Hira said the media and policymakers are painting a false picture when they suggest that most employers search high and low for American workers before turning to guest workers.
“That is absolutely not true. It is not required by the law or the regulations and it’s not true in practice. We see this over and over again. The Southern California Edison case is just the most flagrant example of that but Disney, and many others, as well as companies like Deloitte — which is now hiring only H-1B workers to service the State of California unemployment insurance IT system,” the professor explained.
The numbers are sobering.
HP is in the process of laying off 55,000 workers, similar to the model SoCal Edison has employed. In fact, the Southern California Edison case is just one of several that have been plaguing the nation. Several weeks ago, Disney in Florida replaced 500 American workers with H-1B immigrants. Cargill in Minnesota, Harley Davidson in Wisconsin, and Northeast Utilities and Pfizer, both of which are in Connecticut, are also doing the same thing.
“I’m an Edison Employee. I’m a Harley Davidson employee. I’m displaced,” Palmer painfully expressed.
Joining Prof. Hira on the panel was Prof. Hal Salzman of Rutgers University. Salzman is also recognized as a top expert in this area.
Sessions released a statement following the testimony highlighting some of the facts presented by Hira and Salzman:
- The current large supply of guest workers into the STEM labor market is displacing U.S. workers and depressing their wages;
- American schools graduate twice as many students each year with STEM degrees as there are STEM jobs to fill;
- The primary use of the H-1B and other IT-related guest worker programs is to either replace Americans workers at lower wages or to fill open jobs with workers at lower cost—it has nothing to do with trying to find the “best and brightest” In fact, our current guest worker and green card policies discourage and displace talented Americans from realizing their dreams; and
- Increases in guest workers and university-based green cards in legislation such as the ‘Gang of Eight’ bill, I-Squared, and the SKILLS Act, would provide a large enough labor supply to allow tech companies to fill 100 percent of available jobs openings with foreign workers.

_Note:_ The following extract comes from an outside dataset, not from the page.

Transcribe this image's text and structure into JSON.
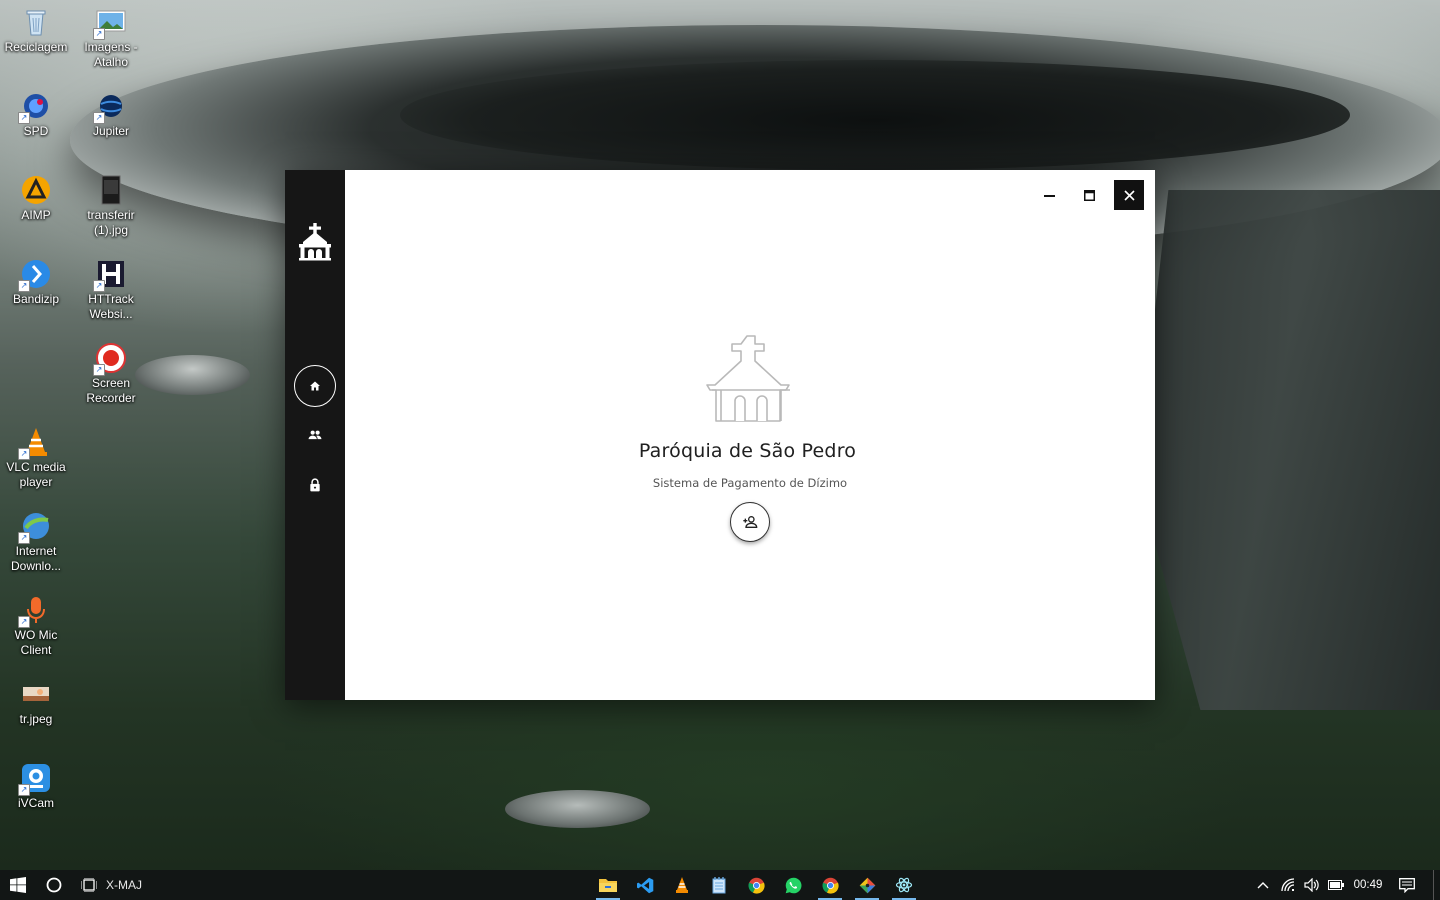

At one point during his testimony, attorney Benjamin Johnson, who is the Executive Director of the American Immigration Council and who is largely in support of an extension of the H-1B program, called for an end to per country visa caps, which is exactly what the high-tech industry wants. This move would provide an unlimited number of foreign workers from nations like India, China, and Malaysia to replace American IT workers.
Professor Salzman pointed out that the Gang of Eight, Skills Act, and I-Squared bills would each create a number of guest workers each year that would exceed the number of high-tech jobs created each year, potentially rendering it near-impossible for STEM graduates to find a job in the STEM field.
One of several recommendations as to how this immigrants for American workers swap could be handled was by requiring employers to pay an H-1B worker the same amount as an American worker; a suggestion echoed by Professor Hira who noted that the Indian government dubs the H-1B program as the “outsourcing visa.”
Professor Salzman pointed out that “there is an interesting confusion about ‘shortage,’ and I would have thought that our lawyer friends would have talked about that,” alluding to Johnson.
Salzman went on to clarify, “I have a shortage in finding terrific, top graduate students who are willing to work for minimum wage. And if you asked me, I would call that a shortage. But I have great graduate students [and] I’d pay them a little bit more.”
The Departments of State, Labor, and Homeland Security were reportedly invited to share their testimonies, but all three declined. Southern California Edison also declined an invitation to provide testimony.
Follow Adelle Nazarian on Twitter @AdelleNaz